British prime minister Theresa May yesterday (April 10) expressed “deep regret” for a colonial era massacre carried out exactly 100 years ago in the north Indian state of Punjab.
May’s statement in the House of Commons, however, fell short of a full apology for the events of April 13, 1919, when British Indian Army troops led by Colonel Reginald Dyer opened fire on civilians at Jallianwala Bagh in the city of Amritsar. The crime near Sikhism’s holiest shrine, the Golden Temple, left hundreds dead and over 1,200 injured.
“The tragedy of Jallianwala Bagh of 1919 is a shameful scar on British Indian history. As Queen (Elizabeth II) said…in 1997, it is a distressing example of our past history with India,” May said.
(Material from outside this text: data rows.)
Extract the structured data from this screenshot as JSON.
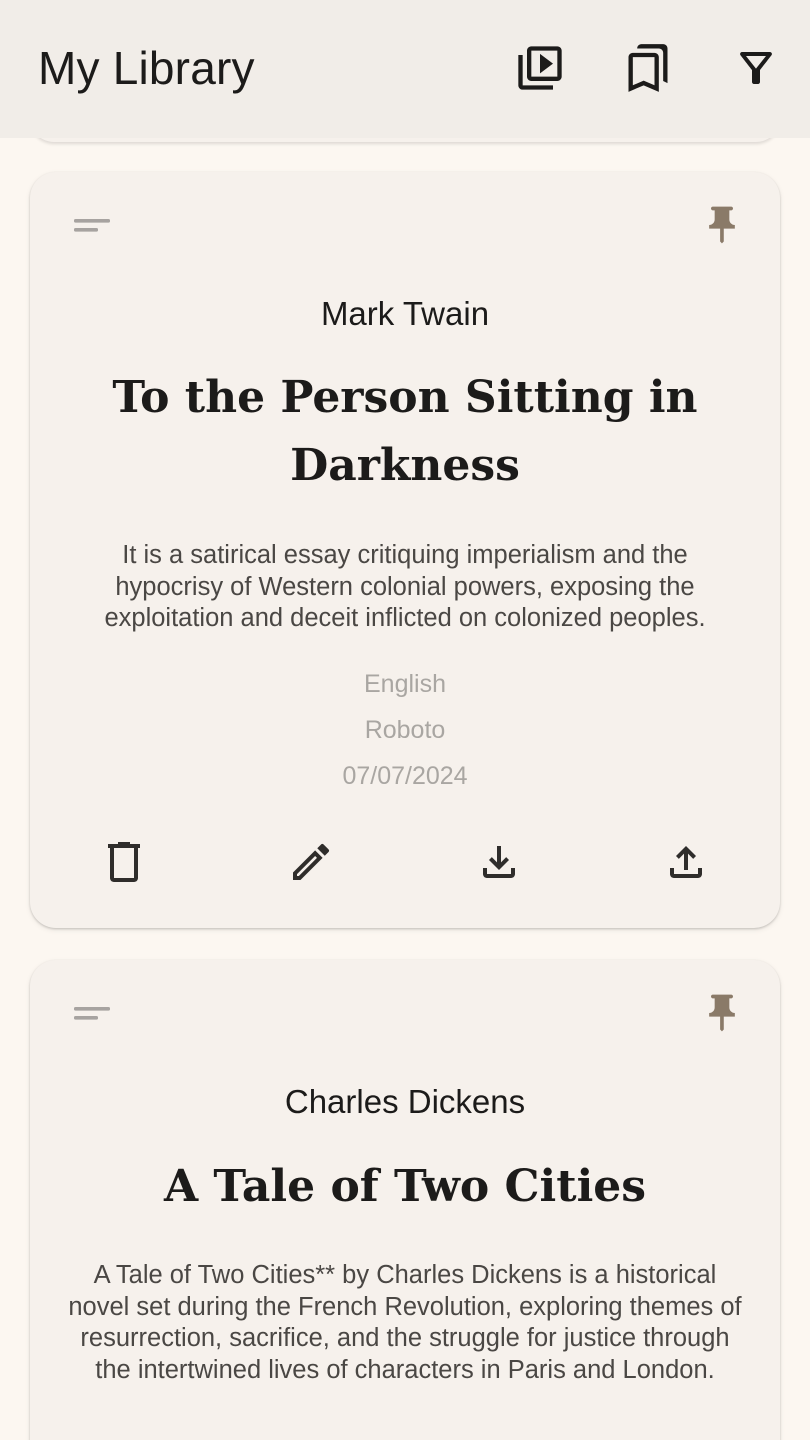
{
  "app_bar": {
    "title": "My Library",
    "actions": [
      {
        "icon": "video-library-icon"
      },
      {
        "icon": "bookmarks-icon"
      },
      {
        "icon": "filter-icon"
      }
    ]
  },
  "colors": {
    "app_bar_bg": "#f1ede8",
    "page_bg": "#fcf7f1",
    "card_bg": "#f6f1ec",
    "pin": "#8a7a68",
    "meta_text": "#a9a6a2"
  },
  "books": [
    {
      "author": "Mark Twain",
      "title": "To the Person Sitting in Darkness",
      "description": "It is a satirical essay critiquing imperialism and the hypocrisy of Western colonial powers, exposing the exploitation and deceit inflicted on colonized peoples.",
      "language": "English",
      "font": "Roboto",
      "date": "07/07/2024",
      "actions": [
        "delete-icon",
        "edit-icon",
        "download-icon",
        "upload-icon"
      ]
    },
    {
      "author": "Charles Dickens",
      "title": "A Tale of Two Cities",
      "description": "A Tale of Two Cities** by Charles Dickens is a historical novel set during the French Revolution, exploring themes of resurrection, sacrifice, and the struggle for justice through the intertwined lives of characters in Paris and London."
    }
  ]
}
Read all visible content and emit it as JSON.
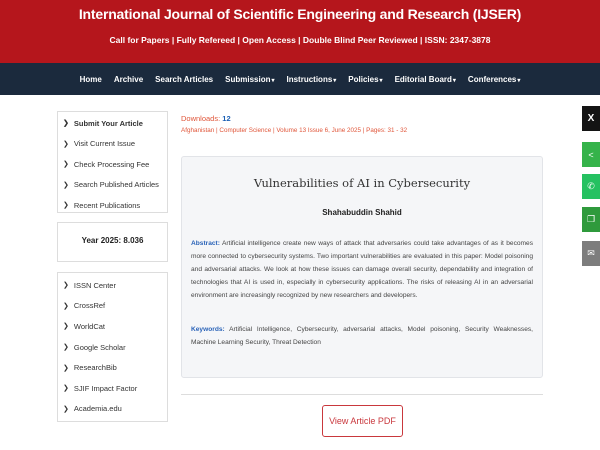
{
  "header": {
    "title": "International Journal of Scientific Engineering and Research (IJSER)",
    "subtitle": "Call for Papers | Fully Refereed | Open Access | Double Blind Peer Reviewed | ISSN: 2347-3878"
  },
  "nav": {
    "items": [
      {
        "label": "Home",
        "dropdown": false
      },
      {
        "label": "Archive",
        "dropdown": false
      },
      {
        "label": "Search Articles",
        "dropdown": false
      },
      {
        "label": "Submission",
        "dropdown": true
      },
      {
        "label": "Instructions",
        "dropdown": true
      },
      {
        "label": "Policies",
        "dropdown": true
      },
      {
        "label": "Editorial Board",
        "dropdown": true
      },
      {
        "label": "Conferences",
        "dropdown": true
      }
    ]
  },
  "sidebar": {
    "menu1": [
      {
        "label": "Submit Your Article"
      },
      {
        "label": "Visit Current Issue"
      },
      {
        "label": "Check Processing Fee"
      },
      {
        "label": "Search Published Articles"
      },
      {
        "label": "Recent Publications"
      }
    ],
    "year_label": "Year 2025: 8.036",
    "menu2": [
      {
        "label": "ISSN Center"
      },
      {
        "label": "CrossRef"
      },
      {
        "label": "WorldCat"
      },
      {
        "label": "Google Scholar"
      },
      {
        "label": "ResearchBib"
      },
      {
        "label": "SJIF Impact Factor"
      },
      {
        "label": "Academia.edu"
      }
    ]
  },
  "article": {
    "downloads_label": "Downloads: ",
    "downloads_count": "12",
    "meta": "Afghanistan | Computer Science | Volume 13 Issue 6, June 2025 | Pages: 31 - 32",
    "title": "Vulnerabilities of AI in Cybersecurity",
    "author": "Shahabuddin Shahid",
    "abstract_label": "Abstract:",
    "abstract": " Artificial intelligence create new ways of attack that adversaries could take advantages of as it becomes more connected to cybersecurity systems. Two important vulnerabilities are evaluated in this paper: Model poisoning and adversarial attacks. We look at how these issues can damage overall security, dependability and integration of technologies that AI is used in, especially in cybersecurity applications. The risks of releasing AI in an adversarial environment are increasingly recognized by new researchers and developers.",
    "keywords_label": "Keywords:",
    "keywords": " Artificial Intelligence, Cybersecurity, adversarial attacks, Model poisoning, Security Weaknesses, Machine Learning Security, Threat Detection",
    "pdf_button": "View Article PDF"
  },
  "share": {
    "x_glyph": "X",
    "share_glyph": "<",
    "whatsapp_glyph": "✆",
    "copy_glyph": "❐",
    "mail_glyph": "✉"
  }
}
In the centenary year of the massacre, a section of Indian-origin British parliamentarians have been pushing the UK government to issue a formal apology.
“It is clear that there needs to be a formal apology from the United Kingdom government that accepts and acknowledges their part in the massacre,” Preet Kaur Gill of the opposition Labour Party said during the debate in the House of Commons. “This is the right time for the prime minister to publicly apologise,” added Virendra Sharma, her fellow member of parliament and party colleague.
Yet, such hopes may not lead to any change in stance before the centenary anniversary of the Jallianwala Bagh massacre this Saturday, being marked across Britain. During the debate in parliament, the UK foreign office minister, Mark Field, pointed to the “financial implications of making an apology.”
May’s statement, too, merely echoes similar sentiments expressed by her predecessors. During a visit to Punjab in February 2013, the then British prime minister David Cameron described the bloodbath as a “deeply shameful event in British history.”
At the time, many had pointed to Cameron’s double standards. In 2010, the Conservative Party leader had tendered an apology for the excesses of British troops on “Bloody Sunday” (1972) in Northern Ireland. Again, in 2013, Cameron admitted his country’s accountability in the Mau Mau uprising in Kenya in the 1950s.
The colonial excess perpetrated in India, still being remembered a century later is testimony to the fact that it was among history’s great tragedies.
How it unfolded
April 13, 1919 in Punjab was Baisakhi day, the spring festival that marks the new year. The weeks preceding were tumultuous as many had heeded the call by leaders of the Indian freedom struggle to protest the Rowlatt Act, passed a month earlier.
The law suspended civil liberties and allowed for trial of political prisoners without a jury. The Act was recommended by the Justice Rowlatt committee following an inquiry into alleged revolutionary conspiracies in India. Protests against the Act had led to the arrest of Independence leaders and thousands had gathered at Jallianwala Bagh (a walled garden) on Baisakhi to express their resentment.
At the time, Colonel Dyer, who was charged with maintaining law and order in the city by the Lieutenant Governor Michael O’Dwyer, had imposed a curfew.
On the fateful day, Dyer’s troops arrived at Jallianwala Bagh and, after sealing the main exit, fired 1,650 rounds at the unarmed protesters—men, women, and children—for 10 minutes without warning. The firing stopped only when the troops ran out of ammunition. Official estimates place the number of dead at 379, while the real numbers were said to be three times that.
Despite the national upheaval following the incident, Dyer’s actions were endorsed by O’Dwyer, who, some historians say, was the brain behind the massacre.
While Dyer died a natural death in 1927, O’Dwyer was shot and killed in London by the Indian revolutionary Udham Singh in 1940. Singh was among the survivors of the massacre. Convicted and sentenced to death, he was hanged on July 31, 1940, in Britain.
It has been said that Britain’s grip over India began to loosen after the Jallianwala Bagh massacre. It gave a new shape and sense of urgency to the Independence movement.
Pressure from around the world and within India, forced the British to set up a court of inquiry against Dyer. The court merely relieved him of his command and forced him to resign.
“General Dyer was vigorously defended by—I say this with shame—the Conservative Party, as well as most of the military establishment. He evaded any penalties post inquiry, as his military superiors advised that they could find no fault with his actions, his orders, or his conduct otherwise,” said Bob Blackman the Conservative Party MP who opened the debate in the House of Commons on Wednesday.
The massacre remains an emotive issue in Punjab to this day. The state assembly had in February this year unanimously passed a resolution to urge the central government to seek a formal apology from the British for the massacre.
Pending an apology, it is clear why even a 100 years is not enough for the scars of history to fade.